The Chickasaw County Historical & Genealogical Society, Inc. is a private not-for-profit organization established to preserve historical documents, artifacts, photographs and anything that pertains to the history of Chickasaw County. The Society is a 501(c) (3) organization. Donations to the Society are tax deductible to the extent allowed by law.
It is the desire of the Chickasaw County Historical & Genealogical Society to establish and maintain a museum and research center for Chickasaw County. Donations may be made specifically for this project.
The Society is also attempting to preserve historical documents found in the Chickasaw County Courthouse. ... find out more>>http://www.rootsweb.ancestry.com/~mschchgs
Chickasaw County is located in the north-central portion of Mississippi and was established February 9, 1836. Chickasaw County is named for the Chickasaw Native American Tribe, the tribe that ceded this land in the treaty of Pontotoc in 1832. The Chickasaws lived in this area for hundreds of years. Most were removed to Indian Territory in the 1830s, but some remained and became citizens of the state and United States.
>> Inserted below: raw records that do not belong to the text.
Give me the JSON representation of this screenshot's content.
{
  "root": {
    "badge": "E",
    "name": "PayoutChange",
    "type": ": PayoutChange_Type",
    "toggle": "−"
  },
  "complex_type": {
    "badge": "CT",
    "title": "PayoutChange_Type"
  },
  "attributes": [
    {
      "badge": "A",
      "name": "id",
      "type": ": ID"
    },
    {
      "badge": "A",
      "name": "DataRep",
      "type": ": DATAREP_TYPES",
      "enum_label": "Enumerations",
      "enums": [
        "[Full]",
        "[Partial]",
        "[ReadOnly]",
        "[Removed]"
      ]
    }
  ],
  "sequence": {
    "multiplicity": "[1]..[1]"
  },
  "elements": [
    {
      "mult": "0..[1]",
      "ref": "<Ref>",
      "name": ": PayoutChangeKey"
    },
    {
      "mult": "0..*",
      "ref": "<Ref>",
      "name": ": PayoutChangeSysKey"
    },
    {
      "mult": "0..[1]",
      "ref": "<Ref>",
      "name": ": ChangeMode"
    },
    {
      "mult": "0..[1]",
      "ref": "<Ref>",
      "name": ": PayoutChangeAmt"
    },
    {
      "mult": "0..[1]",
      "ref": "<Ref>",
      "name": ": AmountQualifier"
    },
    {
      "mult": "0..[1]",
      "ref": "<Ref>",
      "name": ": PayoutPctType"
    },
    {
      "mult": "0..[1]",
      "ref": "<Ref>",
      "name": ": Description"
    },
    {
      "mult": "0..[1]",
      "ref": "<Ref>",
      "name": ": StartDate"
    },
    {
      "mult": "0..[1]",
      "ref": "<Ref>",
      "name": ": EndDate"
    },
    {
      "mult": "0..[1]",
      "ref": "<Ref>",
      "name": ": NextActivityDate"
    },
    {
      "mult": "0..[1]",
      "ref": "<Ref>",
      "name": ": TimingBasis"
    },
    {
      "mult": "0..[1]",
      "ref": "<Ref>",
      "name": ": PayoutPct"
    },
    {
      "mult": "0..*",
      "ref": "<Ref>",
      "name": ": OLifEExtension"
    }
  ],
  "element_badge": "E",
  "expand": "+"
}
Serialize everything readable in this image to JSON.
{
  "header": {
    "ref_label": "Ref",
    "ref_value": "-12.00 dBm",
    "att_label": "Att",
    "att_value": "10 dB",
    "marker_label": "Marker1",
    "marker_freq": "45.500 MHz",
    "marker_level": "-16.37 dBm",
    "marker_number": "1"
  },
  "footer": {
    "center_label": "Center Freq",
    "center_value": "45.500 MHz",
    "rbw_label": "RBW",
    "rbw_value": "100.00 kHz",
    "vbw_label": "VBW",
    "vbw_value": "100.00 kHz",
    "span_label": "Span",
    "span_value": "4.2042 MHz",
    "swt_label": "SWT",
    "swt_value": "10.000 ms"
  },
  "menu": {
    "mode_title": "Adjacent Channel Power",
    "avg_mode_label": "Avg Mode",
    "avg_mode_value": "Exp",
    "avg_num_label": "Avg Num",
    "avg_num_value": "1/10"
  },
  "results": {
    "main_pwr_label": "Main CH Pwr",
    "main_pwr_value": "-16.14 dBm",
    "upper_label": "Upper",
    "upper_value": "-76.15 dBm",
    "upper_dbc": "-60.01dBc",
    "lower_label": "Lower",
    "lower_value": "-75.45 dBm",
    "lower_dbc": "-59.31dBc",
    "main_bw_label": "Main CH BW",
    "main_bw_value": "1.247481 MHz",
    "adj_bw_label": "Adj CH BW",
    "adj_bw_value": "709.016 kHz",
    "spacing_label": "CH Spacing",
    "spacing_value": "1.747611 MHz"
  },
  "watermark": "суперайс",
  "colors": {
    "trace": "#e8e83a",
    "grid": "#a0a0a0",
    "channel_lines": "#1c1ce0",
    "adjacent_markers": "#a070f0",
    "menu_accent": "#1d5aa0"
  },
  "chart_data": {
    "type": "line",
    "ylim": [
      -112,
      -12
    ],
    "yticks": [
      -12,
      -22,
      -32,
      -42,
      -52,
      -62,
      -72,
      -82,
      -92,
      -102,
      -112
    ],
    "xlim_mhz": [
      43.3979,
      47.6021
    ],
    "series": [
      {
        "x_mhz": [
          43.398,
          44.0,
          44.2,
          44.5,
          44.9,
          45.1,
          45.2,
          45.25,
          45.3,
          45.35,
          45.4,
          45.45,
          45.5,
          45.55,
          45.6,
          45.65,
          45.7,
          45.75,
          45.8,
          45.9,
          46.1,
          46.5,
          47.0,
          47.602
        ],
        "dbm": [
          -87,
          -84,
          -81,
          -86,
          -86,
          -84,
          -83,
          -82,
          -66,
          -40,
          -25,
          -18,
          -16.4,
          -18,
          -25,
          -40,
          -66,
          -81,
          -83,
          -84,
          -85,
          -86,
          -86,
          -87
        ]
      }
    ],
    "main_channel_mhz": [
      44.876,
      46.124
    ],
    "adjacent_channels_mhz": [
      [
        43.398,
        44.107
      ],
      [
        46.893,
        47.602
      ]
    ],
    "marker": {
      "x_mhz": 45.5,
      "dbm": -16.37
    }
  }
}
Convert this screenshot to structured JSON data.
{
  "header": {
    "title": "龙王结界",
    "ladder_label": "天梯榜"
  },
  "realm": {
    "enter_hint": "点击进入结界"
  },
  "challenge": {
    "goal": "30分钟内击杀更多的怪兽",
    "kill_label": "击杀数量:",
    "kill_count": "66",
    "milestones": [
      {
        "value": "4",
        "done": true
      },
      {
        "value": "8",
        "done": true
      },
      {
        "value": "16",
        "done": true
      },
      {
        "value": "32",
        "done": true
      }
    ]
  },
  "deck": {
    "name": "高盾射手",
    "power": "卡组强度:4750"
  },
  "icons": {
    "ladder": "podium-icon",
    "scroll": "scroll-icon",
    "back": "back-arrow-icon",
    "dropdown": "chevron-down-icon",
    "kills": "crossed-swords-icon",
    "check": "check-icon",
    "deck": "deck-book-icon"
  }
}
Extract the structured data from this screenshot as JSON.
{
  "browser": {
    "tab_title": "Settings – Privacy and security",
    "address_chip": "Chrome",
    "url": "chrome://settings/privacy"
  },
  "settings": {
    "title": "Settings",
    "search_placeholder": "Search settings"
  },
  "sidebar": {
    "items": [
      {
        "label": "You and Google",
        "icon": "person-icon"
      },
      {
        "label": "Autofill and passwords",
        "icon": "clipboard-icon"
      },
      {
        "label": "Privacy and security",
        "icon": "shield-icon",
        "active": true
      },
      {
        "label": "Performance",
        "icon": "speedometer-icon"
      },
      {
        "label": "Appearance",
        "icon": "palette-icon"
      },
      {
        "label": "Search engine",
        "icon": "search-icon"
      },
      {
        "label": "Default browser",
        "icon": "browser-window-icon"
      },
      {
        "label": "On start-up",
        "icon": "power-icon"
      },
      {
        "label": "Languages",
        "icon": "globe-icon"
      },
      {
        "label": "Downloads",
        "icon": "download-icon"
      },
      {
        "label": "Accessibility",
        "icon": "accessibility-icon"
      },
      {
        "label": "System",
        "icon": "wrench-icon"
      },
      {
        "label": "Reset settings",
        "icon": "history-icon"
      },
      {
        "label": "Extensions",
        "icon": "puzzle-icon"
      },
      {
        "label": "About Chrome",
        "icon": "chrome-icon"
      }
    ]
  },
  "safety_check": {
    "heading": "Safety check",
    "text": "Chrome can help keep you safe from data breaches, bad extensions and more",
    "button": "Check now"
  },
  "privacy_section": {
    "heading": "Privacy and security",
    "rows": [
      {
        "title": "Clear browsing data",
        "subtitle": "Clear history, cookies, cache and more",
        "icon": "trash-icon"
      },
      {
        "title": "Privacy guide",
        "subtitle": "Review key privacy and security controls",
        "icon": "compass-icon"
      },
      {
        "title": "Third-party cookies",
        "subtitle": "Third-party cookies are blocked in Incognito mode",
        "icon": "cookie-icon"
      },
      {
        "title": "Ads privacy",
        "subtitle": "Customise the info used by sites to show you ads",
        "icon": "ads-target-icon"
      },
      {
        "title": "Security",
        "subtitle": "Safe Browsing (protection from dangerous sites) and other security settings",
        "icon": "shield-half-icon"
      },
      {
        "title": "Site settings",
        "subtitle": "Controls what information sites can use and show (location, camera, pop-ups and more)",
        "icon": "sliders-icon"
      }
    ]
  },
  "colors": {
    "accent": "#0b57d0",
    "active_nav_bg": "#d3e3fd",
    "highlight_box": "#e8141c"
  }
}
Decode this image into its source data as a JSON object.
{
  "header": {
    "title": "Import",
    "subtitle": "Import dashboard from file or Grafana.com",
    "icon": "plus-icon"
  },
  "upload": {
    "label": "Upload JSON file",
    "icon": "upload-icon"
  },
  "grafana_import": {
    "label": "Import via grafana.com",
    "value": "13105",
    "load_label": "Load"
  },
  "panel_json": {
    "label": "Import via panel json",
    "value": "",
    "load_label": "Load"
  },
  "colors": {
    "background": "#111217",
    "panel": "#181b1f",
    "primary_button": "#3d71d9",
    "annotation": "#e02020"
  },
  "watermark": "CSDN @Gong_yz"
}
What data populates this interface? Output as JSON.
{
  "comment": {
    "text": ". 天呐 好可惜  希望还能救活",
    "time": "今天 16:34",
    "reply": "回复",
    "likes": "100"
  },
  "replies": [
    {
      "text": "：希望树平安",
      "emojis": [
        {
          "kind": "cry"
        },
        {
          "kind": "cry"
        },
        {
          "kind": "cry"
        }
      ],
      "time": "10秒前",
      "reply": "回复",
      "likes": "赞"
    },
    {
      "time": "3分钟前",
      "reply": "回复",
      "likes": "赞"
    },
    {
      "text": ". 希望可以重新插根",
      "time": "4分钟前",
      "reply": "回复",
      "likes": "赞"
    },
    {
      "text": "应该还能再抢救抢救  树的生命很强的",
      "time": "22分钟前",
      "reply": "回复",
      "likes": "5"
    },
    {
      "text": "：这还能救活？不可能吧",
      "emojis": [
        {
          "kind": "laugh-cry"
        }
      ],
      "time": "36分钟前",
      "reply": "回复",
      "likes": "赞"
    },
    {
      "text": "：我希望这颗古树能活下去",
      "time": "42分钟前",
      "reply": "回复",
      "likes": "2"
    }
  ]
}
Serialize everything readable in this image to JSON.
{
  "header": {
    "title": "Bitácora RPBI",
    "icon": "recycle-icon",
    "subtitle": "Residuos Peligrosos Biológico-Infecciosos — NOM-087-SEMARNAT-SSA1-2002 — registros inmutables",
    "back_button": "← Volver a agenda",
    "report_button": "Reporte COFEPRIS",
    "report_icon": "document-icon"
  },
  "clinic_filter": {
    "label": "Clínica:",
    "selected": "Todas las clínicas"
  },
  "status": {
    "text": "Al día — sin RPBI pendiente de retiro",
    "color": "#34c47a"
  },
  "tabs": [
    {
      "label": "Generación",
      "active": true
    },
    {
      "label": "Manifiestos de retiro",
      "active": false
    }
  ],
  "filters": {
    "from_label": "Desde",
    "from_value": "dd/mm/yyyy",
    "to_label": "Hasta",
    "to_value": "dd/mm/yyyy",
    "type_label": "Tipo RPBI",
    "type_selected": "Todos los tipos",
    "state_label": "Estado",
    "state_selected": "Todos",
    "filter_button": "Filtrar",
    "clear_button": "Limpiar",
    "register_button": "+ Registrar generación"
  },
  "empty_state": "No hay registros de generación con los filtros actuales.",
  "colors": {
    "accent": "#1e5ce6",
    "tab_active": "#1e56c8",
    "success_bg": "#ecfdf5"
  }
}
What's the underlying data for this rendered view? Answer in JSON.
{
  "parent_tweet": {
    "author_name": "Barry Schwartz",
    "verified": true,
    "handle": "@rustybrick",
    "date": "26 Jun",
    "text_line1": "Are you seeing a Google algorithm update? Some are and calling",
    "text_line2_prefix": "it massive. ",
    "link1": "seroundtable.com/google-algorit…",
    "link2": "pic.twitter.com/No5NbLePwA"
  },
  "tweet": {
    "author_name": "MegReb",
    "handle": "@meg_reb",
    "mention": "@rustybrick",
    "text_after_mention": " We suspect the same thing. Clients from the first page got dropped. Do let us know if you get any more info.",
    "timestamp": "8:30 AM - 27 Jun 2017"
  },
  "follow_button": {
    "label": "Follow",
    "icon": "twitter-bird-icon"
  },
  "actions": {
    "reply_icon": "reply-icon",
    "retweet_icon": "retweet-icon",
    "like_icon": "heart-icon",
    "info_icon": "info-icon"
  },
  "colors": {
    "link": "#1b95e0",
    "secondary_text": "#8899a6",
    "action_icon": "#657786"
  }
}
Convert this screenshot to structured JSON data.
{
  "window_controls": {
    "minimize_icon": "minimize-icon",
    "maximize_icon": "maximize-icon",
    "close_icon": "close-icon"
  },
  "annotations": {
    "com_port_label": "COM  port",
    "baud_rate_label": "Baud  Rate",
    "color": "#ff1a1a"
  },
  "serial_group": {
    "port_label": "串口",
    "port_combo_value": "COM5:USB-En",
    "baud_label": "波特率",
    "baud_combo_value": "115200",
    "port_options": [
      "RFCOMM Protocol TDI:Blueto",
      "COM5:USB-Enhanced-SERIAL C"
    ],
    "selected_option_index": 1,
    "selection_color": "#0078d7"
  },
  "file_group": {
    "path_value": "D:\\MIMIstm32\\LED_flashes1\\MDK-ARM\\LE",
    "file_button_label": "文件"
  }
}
The name Chickasaw is derived from chikasha (meaning rebellion), and most likely refers to the separation of the Chickasaw nation from the Creek and Choctaw nations. ... read more>>http://chickasaw.msghn.org
LARGEST SLAVEHOLDERS FROM 1860 SLAVE CENSUS SCHEDULES
SURNAME MATCHES FOR AFRICAN AMERICANS ON 1870 CENSUS
Transcribed by Tom Blake, October 2001
PURPOSE. Published information giving names of slaveholders and numbers of slaves held in Chickasaw County, Mississippi, in 1860, is either non-existent or not readily available. It is possible to locate a free person on the Chickasaw County, Mississippi census for 1860 and not know whether that person was also listed as a slaveholder on the slave census, because published indexes almost always do not include the slave census. ... find out more>>http://freepages.genealogy.rootsweb.ancestry.com/~ajac/mschickasaw.htm
History & Background
When the government of the United States established the Mississippi Territory in 1798, the region around Natchez, which held the bulk of the population, contained about 5,000 whites and 3,500 slaves. Upon entering the union in 1817, Mississippi received slavery as a fully established economic and agricultural system. With the exception of the interior of the Delta region, which remained largely isolated and unsettled until after the Civil War, Mississippi by 1850 had been formed as illustrated by this county map.
In 1817 Mississippi had a population of about 40,000 whites and 30,000 African Americans. By 1860 African Americans made up 50% of Mississippi's total population of approximately 791,000 people. The African American's place was solidly established, regulated by legal codes and fueled by the institution of slavery.
At the time of its admission only the southern quarter and a narrow strip up the Mississippi to the Yazoo were open to legal settlement. The rest of the state was held by the Chickasaw and Choctow nations. By 1835 these Indian nations had lost all claims to their territory. An increasing flow of newcomers to the southern and eastern sections of the territory, mainly from Kentucky, Tennessee, South Carolina, Georgia, and the region above Mobile began to arrive. Those who arrived with sufficient capital quickly took possession of the better dark-soil lands and established plantations, leaving the cheaper uplands for those of lesser means. The French first introduced slavery into the Mississippi territory in the early 1700 and the English, who later settled into the territory, were eager purchasers of slaves. ... continue reading>>http://www.afrigeneas.com/states/ms